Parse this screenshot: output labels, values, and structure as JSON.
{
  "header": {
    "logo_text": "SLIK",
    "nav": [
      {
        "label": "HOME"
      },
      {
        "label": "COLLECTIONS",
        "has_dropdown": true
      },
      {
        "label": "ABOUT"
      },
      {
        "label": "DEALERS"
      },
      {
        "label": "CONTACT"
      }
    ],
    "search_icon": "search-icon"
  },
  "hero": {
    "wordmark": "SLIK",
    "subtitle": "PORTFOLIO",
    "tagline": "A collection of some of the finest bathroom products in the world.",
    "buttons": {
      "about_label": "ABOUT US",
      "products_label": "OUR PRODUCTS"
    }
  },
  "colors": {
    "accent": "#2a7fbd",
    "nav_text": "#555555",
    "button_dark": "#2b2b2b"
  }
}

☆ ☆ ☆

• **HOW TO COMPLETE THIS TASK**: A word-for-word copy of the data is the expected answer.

• **TASK RESULT**:
Parse this screenshot: output labels, values, and structure as JSON.
{
  "header": {
    "logo_text": "SLIK",
    "nav": [
      {
        "label": "HOME"
      },
      {
        "label": "COLLECTIONS",
        "has_dropdown": true
      },
      {
        "label": "ABOUT"
      },
      {
        "label": "DEALERS"
      },
      {
        "label": "CONTACT"
      }
    ],
    "search_icon": "search-icon"
  },
  "hero": {
    "wordmark": "SLIK",
    "subtitle": "PORTFOLIO",
    "tagline": "A collection of some of the finest bathroom products in the world.",
    "buttons": {
      "about_label": "ABOUT US",
      "products_label": "OUR PRODUCTS"
    }
  },
  "colors": {
    "accent": "#2a7fbd",
    "nav_text": "#555555",
    "button_dark": "#2b2b2b"
  }
}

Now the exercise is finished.